The research team also compared usage patterns in eight large one-acre parks located in central London with eight smaller parks (less than an acre) in large population centers in the US (New York, San Francisco and Los Angeles). . And to ensure appropriate representation, parks in ethnically and socioeconomically diverse neighborhoods were included.
Patterns of use were determined by observation and video technology, with observers collecting data three times a day on two weekdays and two weekends, for a total of 12 observation periods. The results revealed a significant difference not only in who used the parks, but also in the number of people who visited them.
“The number of hours spent on playgrounds was 58% higher in London,” the researchers said. “Matching playgrounds in London had 37.8% more children and 129% more adults who participated in 90% and 116% more moderate-to-vigorous activity, respectively, than children and adults in similar large American playgrounds.
There was also a striking difference in how London’s urban parks were used, with the proportion of adult visitors to London playgrounds more than double the number seen in US urban playgrounds – even when controlled for the size. And like other parks, children, teenagers and adults are more likely to engage in moderate to vigorous physical activity in London’s urban parks than in smaller and more traditionally built parks in large US cities.
It is true that some of the differences in usage patterns can be attributed to features beyond the design and type of equipment, but this opens up a discussion about whether the current design of our local parks best serves Canadians of all ages.

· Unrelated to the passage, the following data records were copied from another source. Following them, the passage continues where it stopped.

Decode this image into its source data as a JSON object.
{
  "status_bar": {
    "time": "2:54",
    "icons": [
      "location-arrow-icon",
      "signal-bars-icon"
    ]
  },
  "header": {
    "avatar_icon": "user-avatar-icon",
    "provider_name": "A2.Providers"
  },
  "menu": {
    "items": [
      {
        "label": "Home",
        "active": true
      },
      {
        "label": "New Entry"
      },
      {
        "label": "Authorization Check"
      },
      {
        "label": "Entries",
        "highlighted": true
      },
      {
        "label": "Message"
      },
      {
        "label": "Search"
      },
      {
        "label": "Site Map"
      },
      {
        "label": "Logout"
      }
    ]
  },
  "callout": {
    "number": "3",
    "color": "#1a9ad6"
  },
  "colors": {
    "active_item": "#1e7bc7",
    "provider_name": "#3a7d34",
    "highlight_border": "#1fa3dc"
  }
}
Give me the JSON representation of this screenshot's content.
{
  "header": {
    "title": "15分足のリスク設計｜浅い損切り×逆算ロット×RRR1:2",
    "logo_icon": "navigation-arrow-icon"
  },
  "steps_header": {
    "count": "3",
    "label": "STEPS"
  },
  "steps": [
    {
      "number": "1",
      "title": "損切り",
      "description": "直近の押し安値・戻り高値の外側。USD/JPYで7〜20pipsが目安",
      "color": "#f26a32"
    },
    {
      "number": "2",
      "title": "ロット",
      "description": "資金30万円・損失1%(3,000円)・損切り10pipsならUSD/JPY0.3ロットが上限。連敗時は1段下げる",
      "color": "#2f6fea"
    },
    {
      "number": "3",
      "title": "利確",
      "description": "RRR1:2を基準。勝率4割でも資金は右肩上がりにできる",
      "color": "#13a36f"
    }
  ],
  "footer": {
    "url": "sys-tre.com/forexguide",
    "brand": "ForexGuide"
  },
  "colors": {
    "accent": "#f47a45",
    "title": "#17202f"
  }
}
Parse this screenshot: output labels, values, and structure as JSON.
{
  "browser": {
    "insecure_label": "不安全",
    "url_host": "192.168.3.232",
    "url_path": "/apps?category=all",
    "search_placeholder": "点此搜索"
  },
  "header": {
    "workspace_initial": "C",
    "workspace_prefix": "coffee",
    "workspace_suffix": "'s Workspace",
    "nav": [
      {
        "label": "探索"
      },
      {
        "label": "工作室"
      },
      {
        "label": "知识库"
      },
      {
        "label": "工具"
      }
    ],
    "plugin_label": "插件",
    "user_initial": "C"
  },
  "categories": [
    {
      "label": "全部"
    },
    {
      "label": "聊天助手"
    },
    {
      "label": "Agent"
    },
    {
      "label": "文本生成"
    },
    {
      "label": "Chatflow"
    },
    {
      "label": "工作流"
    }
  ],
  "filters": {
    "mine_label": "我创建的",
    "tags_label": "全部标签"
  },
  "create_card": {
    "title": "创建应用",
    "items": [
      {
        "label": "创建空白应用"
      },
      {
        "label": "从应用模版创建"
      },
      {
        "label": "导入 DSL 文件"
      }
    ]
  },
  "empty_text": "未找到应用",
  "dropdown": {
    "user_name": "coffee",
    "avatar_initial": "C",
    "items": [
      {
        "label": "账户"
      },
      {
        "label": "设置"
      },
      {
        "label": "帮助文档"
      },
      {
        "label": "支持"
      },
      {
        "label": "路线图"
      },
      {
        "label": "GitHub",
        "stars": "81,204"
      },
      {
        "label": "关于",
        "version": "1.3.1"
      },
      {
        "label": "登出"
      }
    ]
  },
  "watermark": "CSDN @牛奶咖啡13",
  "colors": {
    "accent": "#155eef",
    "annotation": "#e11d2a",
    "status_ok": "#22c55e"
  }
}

“Playgrounds, traditionally thought of as serving only children, are actually a rich community resource that can serve multiple age groups if they are designed to support the wants and needs of all ages,” the researchers wrote.
London’s preference for an open-concept mix of playground and park space that allows families to move in and out of active play is quite different from the US habit of fencing off its playgrounds or segregating them by age. The same is true of the variety of equipment in London’s playgrounds, with most of the innovative parks having an average of five more unique features, two more types of flooring and more water play, free equipment and seating. They also calculated an average of 43 users during the observation periods, versus 16 users in US parks.
The research team also commented on Americans’ tendency to dedicate more public green space to playgrounds rather than playgrounds, which serves fewer people per square meter, and is primarily aimed at athletes versus families looking for more ways to exercise together.
Nathan Shuster Park in Côte-St-Luc is a good Canadian example of an innovative park. It includes a zip line, a raised rope obstacle course, a tree house, many different types of climbing structures, areas for toddlers and older children and a strong nature component.
Tanya Abramovich, Associate City Manager/City Strategy for Côte-St-Luc, consults extensively with professionals and private citizens to ensure that the park reflects the needs of the community, a step they take before renovating or building a park in its green network of spaces. The extra effort paid off.
“This is the most popular of all our parks,” said Côte-St-Luc Mayor Mitchell Braunstein.
There are several other good examples of Canadian parks that have embraced innovative playground design, including Terra Nova Park in Richmond, British Columbia, Dingle Playground in Halifax, and Assiniboine Park Nature Playground in Winnipeg.
The idea of playgrounds is more than a set of swings and a climbing structure, as it were, which is good news for families looking for inexpensive ways to have fun and exercise together.